What to do: Your answer consists of the lines in the data that contain "this". Copy each of them.

┌─ Excerpted data

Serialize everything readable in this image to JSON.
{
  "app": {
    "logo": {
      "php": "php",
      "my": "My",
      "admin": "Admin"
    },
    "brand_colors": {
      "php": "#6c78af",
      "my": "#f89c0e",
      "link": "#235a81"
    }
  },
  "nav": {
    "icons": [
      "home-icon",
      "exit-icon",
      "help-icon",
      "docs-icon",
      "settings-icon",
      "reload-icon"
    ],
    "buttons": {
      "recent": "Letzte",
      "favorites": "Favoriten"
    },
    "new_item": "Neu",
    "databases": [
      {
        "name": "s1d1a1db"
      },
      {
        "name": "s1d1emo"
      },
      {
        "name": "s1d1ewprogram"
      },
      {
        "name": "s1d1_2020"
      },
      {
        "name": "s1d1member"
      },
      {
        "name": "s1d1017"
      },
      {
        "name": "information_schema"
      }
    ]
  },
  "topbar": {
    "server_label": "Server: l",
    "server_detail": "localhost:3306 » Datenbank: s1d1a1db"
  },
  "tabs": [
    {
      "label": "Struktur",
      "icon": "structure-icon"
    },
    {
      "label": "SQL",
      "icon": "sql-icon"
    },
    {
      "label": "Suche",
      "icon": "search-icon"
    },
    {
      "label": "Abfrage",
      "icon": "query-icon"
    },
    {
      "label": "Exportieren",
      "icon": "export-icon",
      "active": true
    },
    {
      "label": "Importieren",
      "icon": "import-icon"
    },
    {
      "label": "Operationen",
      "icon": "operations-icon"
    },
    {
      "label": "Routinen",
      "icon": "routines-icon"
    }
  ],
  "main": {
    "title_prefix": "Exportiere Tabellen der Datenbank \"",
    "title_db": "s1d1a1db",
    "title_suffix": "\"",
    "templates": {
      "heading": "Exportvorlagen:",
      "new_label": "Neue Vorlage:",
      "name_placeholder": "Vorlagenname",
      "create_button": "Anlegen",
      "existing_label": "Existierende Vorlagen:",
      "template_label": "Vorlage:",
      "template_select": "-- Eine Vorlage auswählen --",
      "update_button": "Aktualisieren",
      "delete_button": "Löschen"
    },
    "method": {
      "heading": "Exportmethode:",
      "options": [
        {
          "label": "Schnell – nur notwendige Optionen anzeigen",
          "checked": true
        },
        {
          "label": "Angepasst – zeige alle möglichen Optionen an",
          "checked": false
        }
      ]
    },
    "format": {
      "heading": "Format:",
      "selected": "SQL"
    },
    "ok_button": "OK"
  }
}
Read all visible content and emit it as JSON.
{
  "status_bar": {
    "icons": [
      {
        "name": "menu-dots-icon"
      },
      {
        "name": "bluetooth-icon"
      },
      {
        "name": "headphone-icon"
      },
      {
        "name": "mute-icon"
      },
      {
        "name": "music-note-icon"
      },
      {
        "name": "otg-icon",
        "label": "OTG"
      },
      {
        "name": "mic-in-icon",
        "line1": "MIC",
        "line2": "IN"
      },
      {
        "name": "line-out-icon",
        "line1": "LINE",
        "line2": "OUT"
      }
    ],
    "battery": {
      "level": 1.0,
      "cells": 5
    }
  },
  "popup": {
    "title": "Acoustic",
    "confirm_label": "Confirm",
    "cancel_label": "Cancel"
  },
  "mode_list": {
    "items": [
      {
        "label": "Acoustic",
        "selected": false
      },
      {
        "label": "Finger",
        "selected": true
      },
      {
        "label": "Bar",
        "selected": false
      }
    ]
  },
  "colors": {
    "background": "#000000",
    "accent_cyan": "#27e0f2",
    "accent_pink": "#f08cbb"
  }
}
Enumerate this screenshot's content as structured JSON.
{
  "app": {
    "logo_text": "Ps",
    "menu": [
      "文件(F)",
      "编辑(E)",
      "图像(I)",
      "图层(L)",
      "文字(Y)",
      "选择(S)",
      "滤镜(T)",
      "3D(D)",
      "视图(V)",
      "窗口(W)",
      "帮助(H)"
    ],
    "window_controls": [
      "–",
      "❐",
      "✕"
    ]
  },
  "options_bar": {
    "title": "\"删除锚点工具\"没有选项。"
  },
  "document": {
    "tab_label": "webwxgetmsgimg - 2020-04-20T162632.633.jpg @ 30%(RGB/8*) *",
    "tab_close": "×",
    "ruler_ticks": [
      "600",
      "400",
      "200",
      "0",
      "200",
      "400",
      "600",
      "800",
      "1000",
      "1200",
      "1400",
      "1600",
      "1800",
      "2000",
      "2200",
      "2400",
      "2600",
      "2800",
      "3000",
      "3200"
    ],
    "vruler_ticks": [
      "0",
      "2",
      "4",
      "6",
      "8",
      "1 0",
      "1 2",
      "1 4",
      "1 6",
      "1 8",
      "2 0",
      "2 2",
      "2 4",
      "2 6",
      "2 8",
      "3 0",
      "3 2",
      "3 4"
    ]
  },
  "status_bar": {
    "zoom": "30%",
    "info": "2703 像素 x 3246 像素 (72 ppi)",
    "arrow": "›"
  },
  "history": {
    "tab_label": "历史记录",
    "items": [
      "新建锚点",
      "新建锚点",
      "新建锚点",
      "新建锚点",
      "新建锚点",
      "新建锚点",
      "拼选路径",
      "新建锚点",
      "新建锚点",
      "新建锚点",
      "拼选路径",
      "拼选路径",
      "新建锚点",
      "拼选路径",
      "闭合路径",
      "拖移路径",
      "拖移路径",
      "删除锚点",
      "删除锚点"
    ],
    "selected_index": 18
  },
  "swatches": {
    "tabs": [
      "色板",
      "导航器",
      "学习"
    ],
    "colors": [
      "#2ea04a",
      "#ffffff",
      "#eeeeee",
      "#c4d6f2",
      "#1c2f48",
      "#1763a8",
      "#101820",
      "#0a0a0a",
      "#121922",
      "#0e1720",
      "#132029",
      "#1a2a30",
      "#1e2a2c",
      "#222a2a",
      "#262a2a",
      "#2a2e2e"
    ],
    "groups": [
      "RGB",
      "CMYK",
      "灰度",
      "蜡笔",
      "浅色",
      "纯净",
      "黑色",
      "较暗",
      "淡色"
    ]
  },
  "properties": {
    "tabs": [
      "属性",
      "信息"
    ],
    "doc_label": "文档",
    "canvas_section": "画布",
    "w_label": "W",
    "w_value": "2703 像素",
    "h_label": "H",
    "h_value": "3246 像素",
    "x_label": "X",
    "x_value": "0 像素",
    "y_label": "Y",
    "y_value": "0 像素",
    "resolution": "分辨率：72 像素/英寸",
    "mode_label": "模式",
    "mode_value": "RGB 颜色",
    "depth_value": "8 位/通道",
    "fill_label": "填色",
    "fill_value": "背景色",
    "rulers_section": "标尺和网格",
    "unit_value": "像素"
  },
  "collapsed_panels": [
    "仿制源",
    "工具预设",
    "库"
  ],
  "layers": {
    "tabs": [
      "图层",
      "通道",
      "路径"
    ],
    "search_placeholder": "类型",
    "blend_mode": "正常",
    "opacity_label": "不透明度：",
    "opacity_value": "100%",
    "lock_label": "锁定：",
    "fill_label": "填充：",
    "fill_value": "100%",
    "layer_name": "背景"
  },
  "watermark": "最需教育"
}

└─

Exercise response:
Serialize everything readable in this image to JSON.
Enumerate this screenshot's content as structured JSON.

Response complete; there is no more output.